White House Chief of Staff Denis McDonough says he has “a lot of admiration” for South Carolina Gov. Nikki Haley, who delivered the Republican rebuttal to President Obama’s State of the Union address Tuesday.
Mr. McDonough, the top-ranking White House staffer, spoke Wednesday at a Monitor-hosted breakfast for reporters. His comments came as some members of Governor Haley’s own party, including presidential candidate Carly Fiorina and conservative commentators Laura Ingraham and Ann Coulter, took the politician to task for remarks that were seen as implied criticism of GOP front-runner Donald Trump.
Also at the breakfast, McDonough played down the fact that Mr. Obama’s State of the Union address did not identify new executive actions that the president would take in his last year in office. During his second term especially, Obama has announced such steps on a variety of fronts, often to the consternation of Republicans. In November, a federal appeals court blocked several executive actions that Obama had taken on illegal immigration. The administration has appealed that case to the US Supreme Court.
McDonough was asked on Wednesday whether the administration is taking a more constrained view of the value of executive action in its final year.
“We will do audacious executive action throughout the course of the rest of the year. I am confident of that,” McDonough said. Although he did not specify what executive actions the administration planned, he said in a Tuesday evening blog post, “in the weeks and months to come, you will see the President unveil new efforts to address climate change and reduce our dependence on fossil fuels.”
Obama’s most recent executive actions came last week with steps he said were designed to reduce gun violence.
Haley’s handling of that kind of violence – in particular, the mass shooting of churchgoers in Charleston, S.C., last June – was something McDonough said he admired. He cited her role in a key action that the state took after the shooting – removing the Confederate battle flag from the State House grounds.
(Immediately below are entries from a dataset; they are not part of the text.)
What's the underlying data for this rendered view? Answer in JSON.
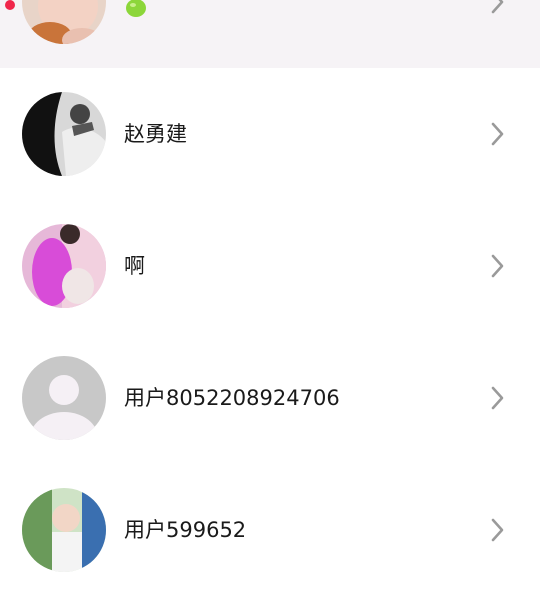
{
  "contacts": [
    {
      "name": "",
      "avatar_icon": "baby-photo-avatar",
      "status_icon": "green-apple-emoji",
      "unread": true
    },
    {
      "name": "赵勇建",
      "avatar_icon": "bw-photo-avatar"
    },
    {
      "name": "啊",
      "avatar_icon": "pink-photo-avatar"
    },
    {
      "name": "用户8052208924706",
      "avatar_icon": "default-user-avatar"
    },
    {
      "name": "用户599652",
      "avatar_icon": "child-photo-avatar"
    }
  ],
  "icons": {
    "row_action": "chevron-right-icon"
  },
  "colors": {
    "highlight_row_bg": "#f6f3f6",
    "unread_dot": "#f0264b",
    "chevron": "#9a9a9a",
    "default_avatar_bg": "#c8c8c8"
  }
}
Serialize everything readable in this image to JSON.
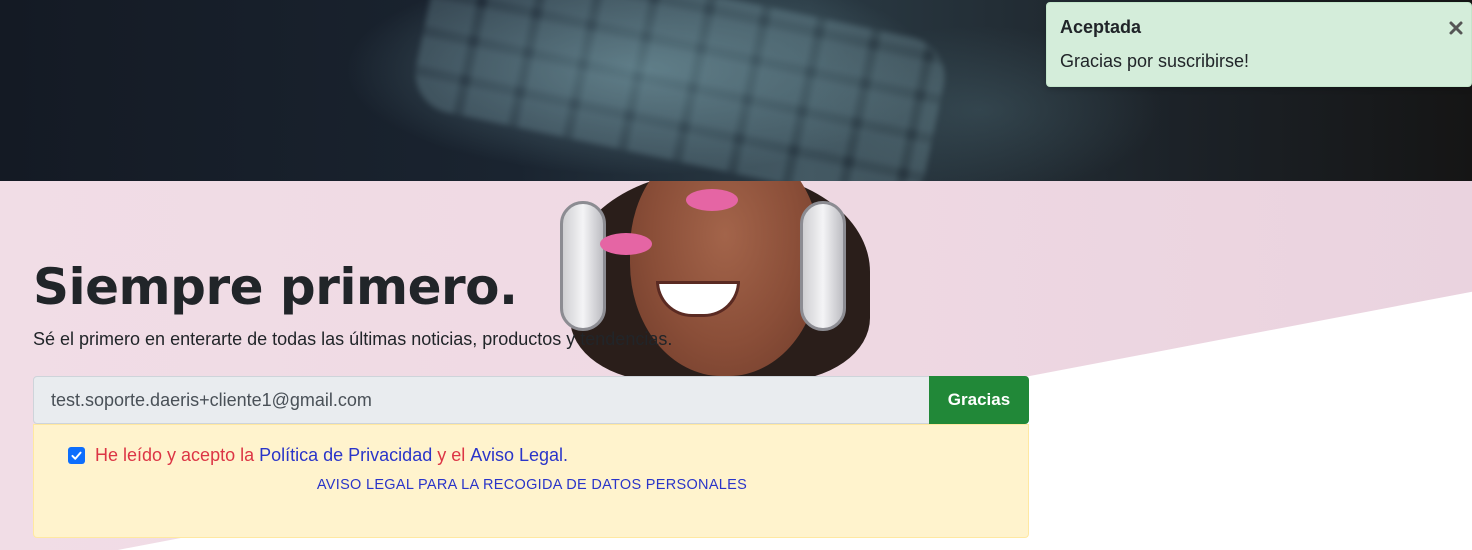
{
  "toast": {
    "title": "Aceptada",
    "message": "Gracias por suscribirse!",
    "close_icon": "close-icon"
  },
  "newsletter": {
    "headline": "Siempre primero.",
    "subtext": "Sé el primero en enterarte de todas las últimas noticias, productos y tendencias.",
    "email_value": "test.soporte.daeris+cliente1@gmail.com",
    "submit_label": "Gracias",
    "consent": {
      "checked": true,
      "prefix": "He leído y acepto la",
      "privacy_link": "Política de Privacidad",
      "joiner": "y el",
      "legal_link": "Aviso Legal",
      "suffix": "."
    },
    "legal_notice_link": "AVISO LEGAL PARA LA RECOGIDA DE DATOS PERSONALES"
  },
  "colors": {
    "submit_bg": "#218838",
    "toast_bg": "#d4edda",
    "consent_bg": "#fff3cd",
    "consent_red": "#dc3545",
    "link_blue": "#2a35c9"
  }
}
“Some of the things she has done over the course of the last year are remarkable. I thought that the reaction and her leadership role in the fallout from the Charleston shootings and her very brave and admirable role on the flag were powerful. And so on one level I wasn’t surprised to see some of the themes in [Haley’s] speech” Tuesday night, McDonough said.
The leader of Obama’s White House team did not specify which of the governor’s statements he found most appealing. In her speech, Haley warned against the temptation to “follow the siren call of the angriest voices. We must resist that temptation.”
In an apparent rebuke to some anti-immigrant language in the presidential campaign, she spoke of her experience as the daughter of Indian immigrants and said, “No one who is willing to work hard, abide by our laws, and love our traditions should ever feel unwelcome in this country.”
McDonough cautioned that the Obama administration has multiple areas of disagreement with Haley. There are “a lot of things she has opposed and worked for I disagree with,” he said, citing her opposition to expanding Medicaid coverage under the Affordable Care Act. But he added, “A lot of this, including parts of the speech last night, were admirable.”
The chief of staff declined to speculate on the impact that Haley’s speech might have on the presidential primaries. But the governor’s fellow Republicans were more outspoken in assessing the political ramifications of her comments. Ms. Fiorina said Haley hit the “wrong note” in her remarks. Ms. Ingraham tweeted that it was “not smart” to criticize GOP candidates who were dominating polls. Ms. Coulter tweeted that “Trump should deport Nikki Haley.”
On “CBS This Morning,” Haley responded to the criticism, saying, “It is healthy when you can point out certain things that you feel like weren’t in the best interest of your state or country.”